|Purpose of use||Non-therapeutic purposes||Therapeutic purposes|
|Amount of Dose||Higher doses||Either low or high|
|Effects||Leads to addiction, habituation and drug dependency||Not lead to addition, habituation and drug dependency|
|Risks||More dangerous||Less dangerous|
|Management||Time taken to manage||Easy to manage|
Also, you may read:
- Difference between Synthesis and Biosynthesis
- Pharmacokinetics vs Pharmacodynamics
- Difference between Hospital and Clinic
- Poison vs Toxin
- U.S. Food and Drug Administration. [Accessed January 2020]; Assessment of abuse potential of drugs. 2010 Jan; Available from: http://www.fda.gov/downloads/Drugs/GuidanceComplianceRegulatoryInformation/Guidances/UCM198650.pdf.
- Cicero TJ, Dart RC, Inciardi JA, Woody GE, Schnoll S, Munoz A. The development of a comprehensive risk-management program for prescription opioid analgesics: researched abuse, diversion, and addiction-related surveillance (RADARS) Pain Med. 2007; 8(2):157–170.

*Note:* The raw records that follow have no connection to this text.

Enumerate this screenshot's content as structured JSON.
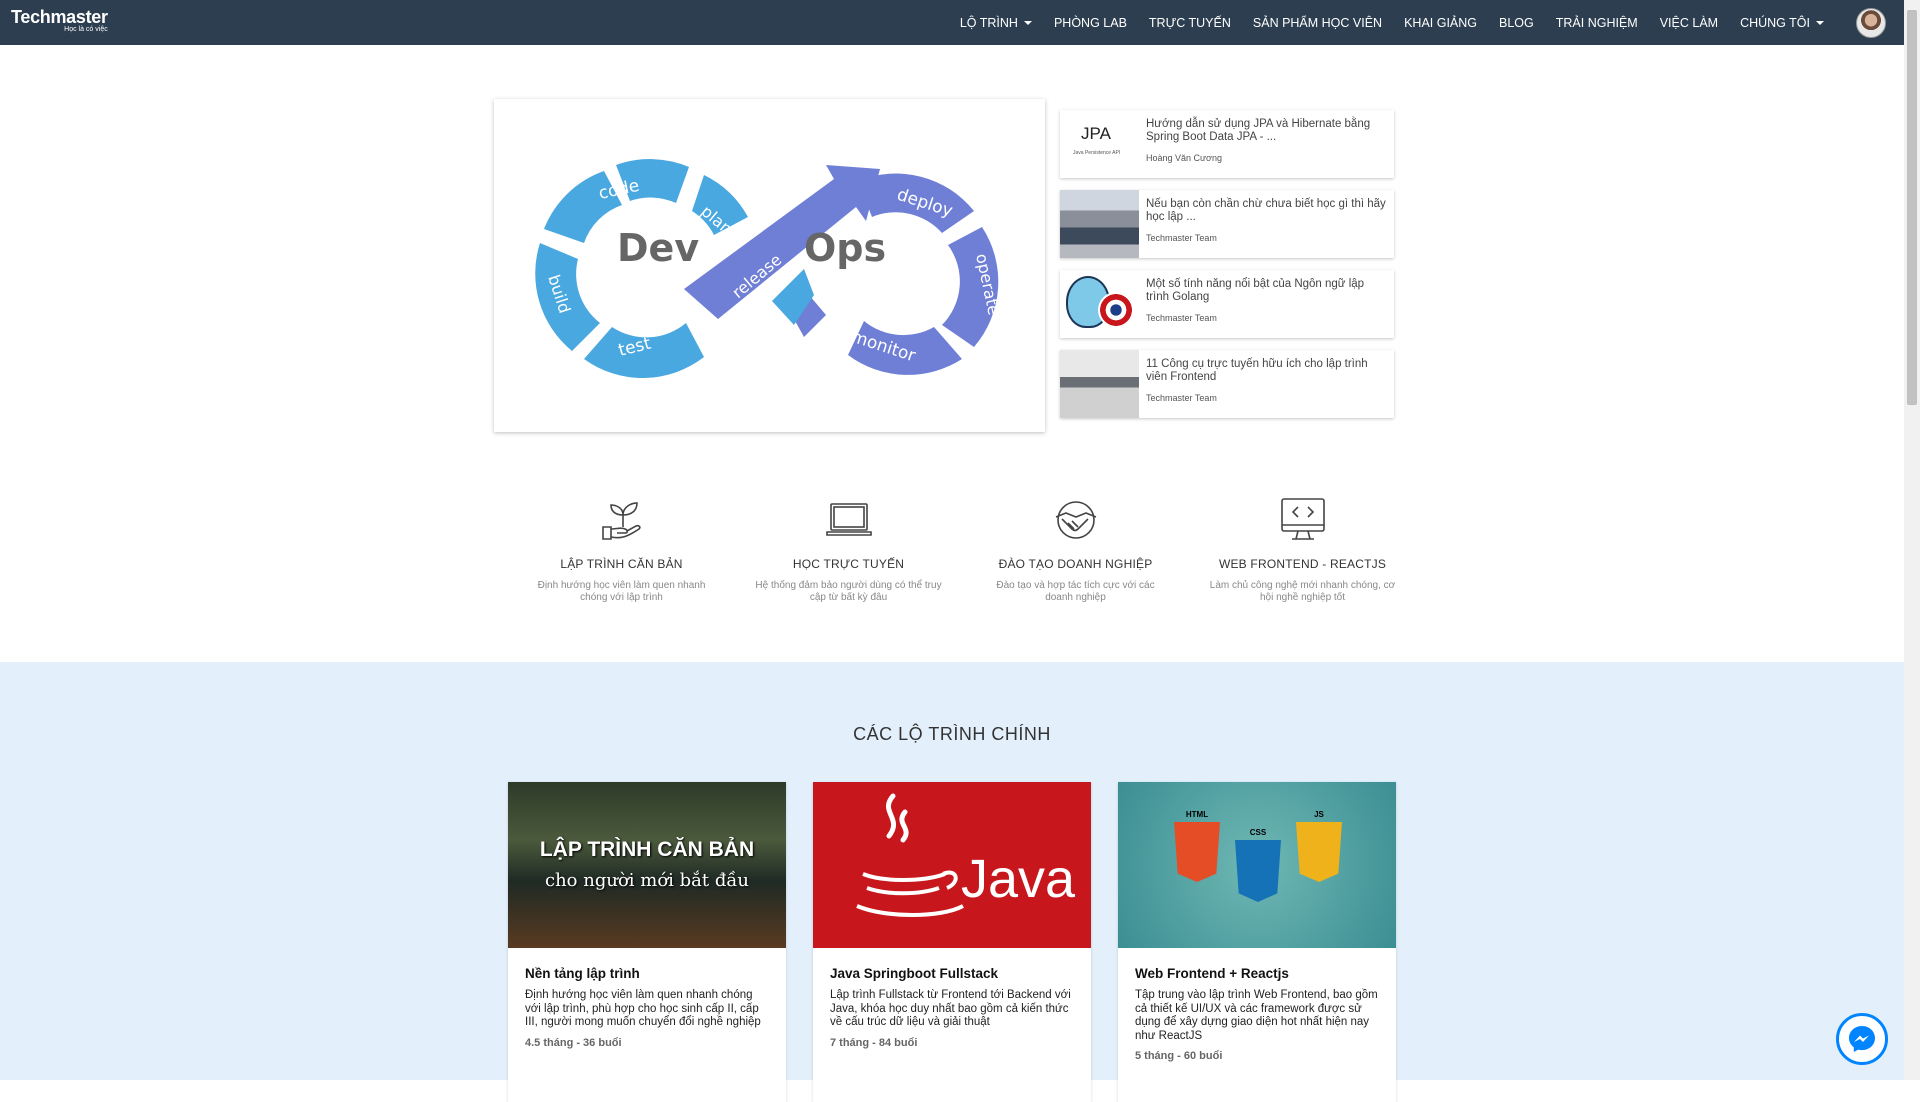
{
  "brand": {
    "name": "Techmaster",
    "tagline": "Học là có việc"
  },
  "nav": {
    "items": [
      {
        "label": "LỘ TRÌNH",
        "dropdown": true
      },
      {
        "label": "PHÒNG LAB",
        "dropdown": false
      },
      {
        "label": "TRỰC TUYẾN",
        "dropdown": false
      },
      {
        "label": "SẢN PHẨM HỌC VIÊN",
        "dropdown": false
      },
      {
        "label": "KHAI GIẢNG",
        "dropdown": false
      },
      {
        "label": "BLOG",
        "dropdown": false
      },
      {
        "label": "TRẢI NGHIỆM",
        "dropdown": false
      },
      {
        "label": "VIỆC LÀM",
        "dropdown": false
      },
      {
        "label": "CHÚNG TÔI",
        "dropdown": true
      }
    ]
  },
  "hero": {
    "devops": {
      "left": "Dev",
      "right": "Ops",
      "steps": [
        "code",
        "plan",
        "build",
        "test",
        "release",
        "deploy",
        "operate",
        "monitor"
      ]
    }
  },
  "posts": [
    {
      "title": "Hướng dẫn sử dụng JPA và Hibernate bằng Spring Boot Data JPA - ...",
      "author": "Hoàng Văn Cương",
      "thumb_text": "JPA",
      "thumb_sub": "Java Persistence API"
    },
    {
      "title": "Nếu bạn còn chần chừ chưa biết học gì thì hãy học lập ...",
      "author": "Techmaster Team"
    },
    {
      "title": "Một số tính năng nổi bật của Ngôn ngữ lập trình Golang",
      "author": "Techmaster Team"
    },
    {
      "title": "11 Công cụ trực tuyến hữu ích cho lập trình viên Frontend",
      "author": "Techmaster Team"
    }
  ],
  "features": [
    {
      "title": "LẬP TRÌNH CĂN BẢN",
      "desc": "Định hướng học viên làm quen nhanh chóng với lập trình",
      "icon": "plant-hand-icon"
    },
    {
      "title": "HỌC TRỰC TUYẾN",
      "desc": "Hệ thống đảm bảo người dùng có thể truy cập từ bất kỳ đâu",
      "icon": "laptop-icon"
    },
    {
      "title": "ĐÀO TẠO DOANH NGHIỆP",
      "desc": "Đào tạo và hợp tác tích cực với các doanh nghiệp",
      "icon": "handshake-icon"
    },
    {
      "title": "WEB FRONTEND - REACTJS",
      "desc": "Làm chủ công nghệ mới nhanh chóng, cơ hội nghề nghiệp tốt",
      "icon": "code-monitor-icon"
    }
  ],
  "routes": {
    "title": "CÁC LỘ TRÌNH CHÍNH",
    "courses": [
      {
        "name": "Nền tảng lập trình",
        "desc": "Định hướng học viên làm quen nhanh chóng với lập trình, phù hợp cho học sinh cấp II, cấp III, người mong muốn chuyển đổi nghề nghiệp",
        "meta": "4.5 tháng - 36 buổi",
        "img_line1": "LẬP TRÌNH CĂN BẢN",
        "img_line2": "cho người mới bắt đầu"
      },
      {
        "name": "Java Springboot Fullstack",
        "desc": "Lập trình Fullstack từ Frontend tới Backend với Java, khóa học duy nhất bao gồm cả kiến thức về cấu trúc dữ liệu và giải thuật",
        "meta": "7 tháng - 84 buổi",
        "img_text": "Java"
      },
      {
        "name": "Web Frontend + Reactjs",
        "desc": "Tập trung vào lập trình Web Frontend, bao gồm cả thiết kế UI/UX và các framework được sử dụng để xây dựng giao diện hot nhất hiện nay như ReactJS",
        "meta": "5 tháng - 60 buổi",
        "img_badges": [
          "HTML",
          "CSS",
          "JS"
        ]
      }
    ]
  },
  "colors": {
    "navbar": "#2c3e50",
    "routes_bg": "#e3f0fb",
    "devops_blue": "#4aa8e0",
    "devops_purple": "#6f7fd6",
    "java_red": "#c8161d",
    "messenger": "#0084ff"
  }
}
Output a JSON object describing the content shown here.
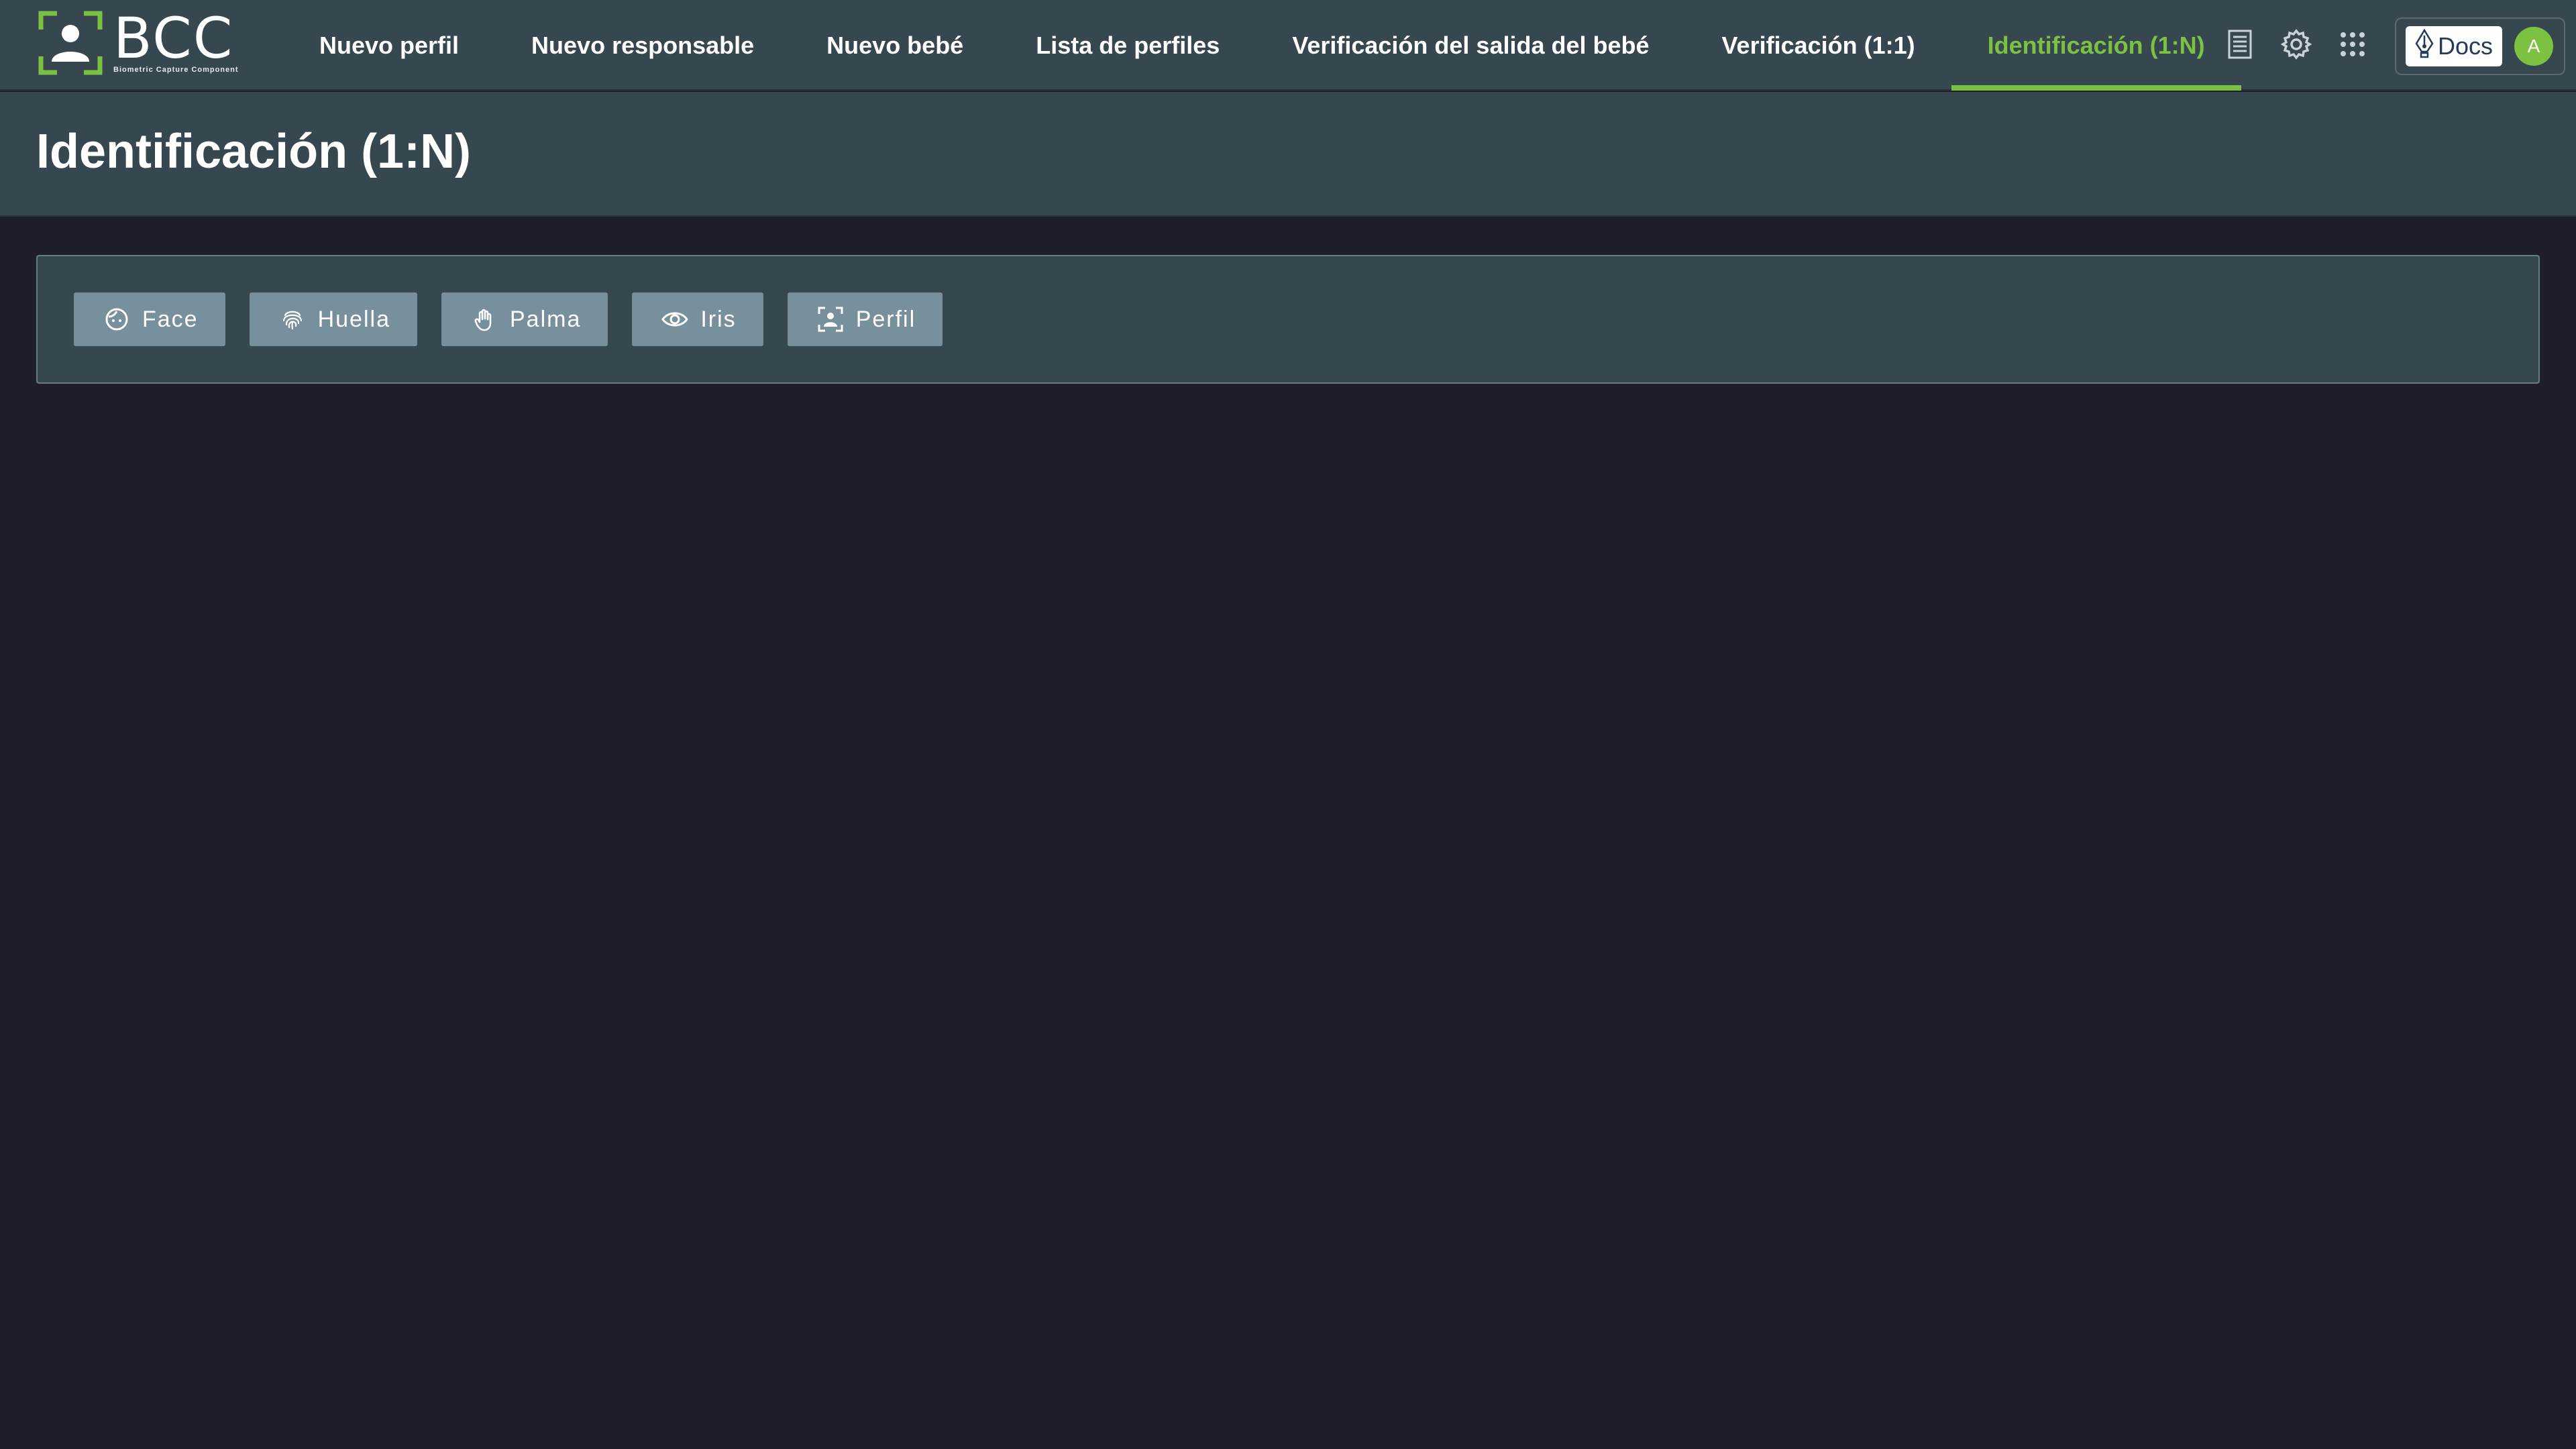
{
  "brand": {
    "name": "BCC",
    "tagline": "Biometric Capture Component"
  },
  "nav": {
    "items": [
      {
        "label": "Nuevo perfil",
        "icon": ""
      },
      {
        "label": "Nuevo responsable"
      },
      {
        "label": "Nuevo bebé"
      },
      {
        "label": "Lista de perfiles"
      },
      {
        "label": "Verificación del salida del bebé"
      },
      {
        "label": "Verificación (1:1)"
      },
      {
        "label": "Identificación (1:N)",
        "active": true
      }
    ]
  },
  "toolbar": {
    "icons": [
      "document-list-icon",
      "gear-icon",
      "apps-grid-icon"
    ]
  },
  "docs": {
    "label": "Docs",
    "icon": "pen-nib-icon"
  },
  "user": {
    "avatar_initial": "A"
  },
  "page": {
    "title": "Identificación (1:N)"
  },
  "modalities": [
    {
      "label": "Face",
      "icon": "face-icon"
    },
    {
      "label": "Huella",
      "icon": "fingerprint-icon"
    },
    {
      "label": "Palma",
      "icon": "palm-icon"
    },
    {
      "label": "Iris",
      "icon": "eye-icon"
    },
    {
      "label": "Perfil",
      "icon": "profile-scan-icon"
    }
  ],
  "colors": {
    "bar": "#37474f",
    "background": "#1c1f29",
    "accent": "#7cc142",
    "button": "#78909c"
  }
}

- Smith SM, Dart RC, Katz NP, et al. Classification and definition of misuse, abuse, and related events in clinical trials: ACTTION systematic review and recommendations. Pain. 2013; 154(11):2287–2296.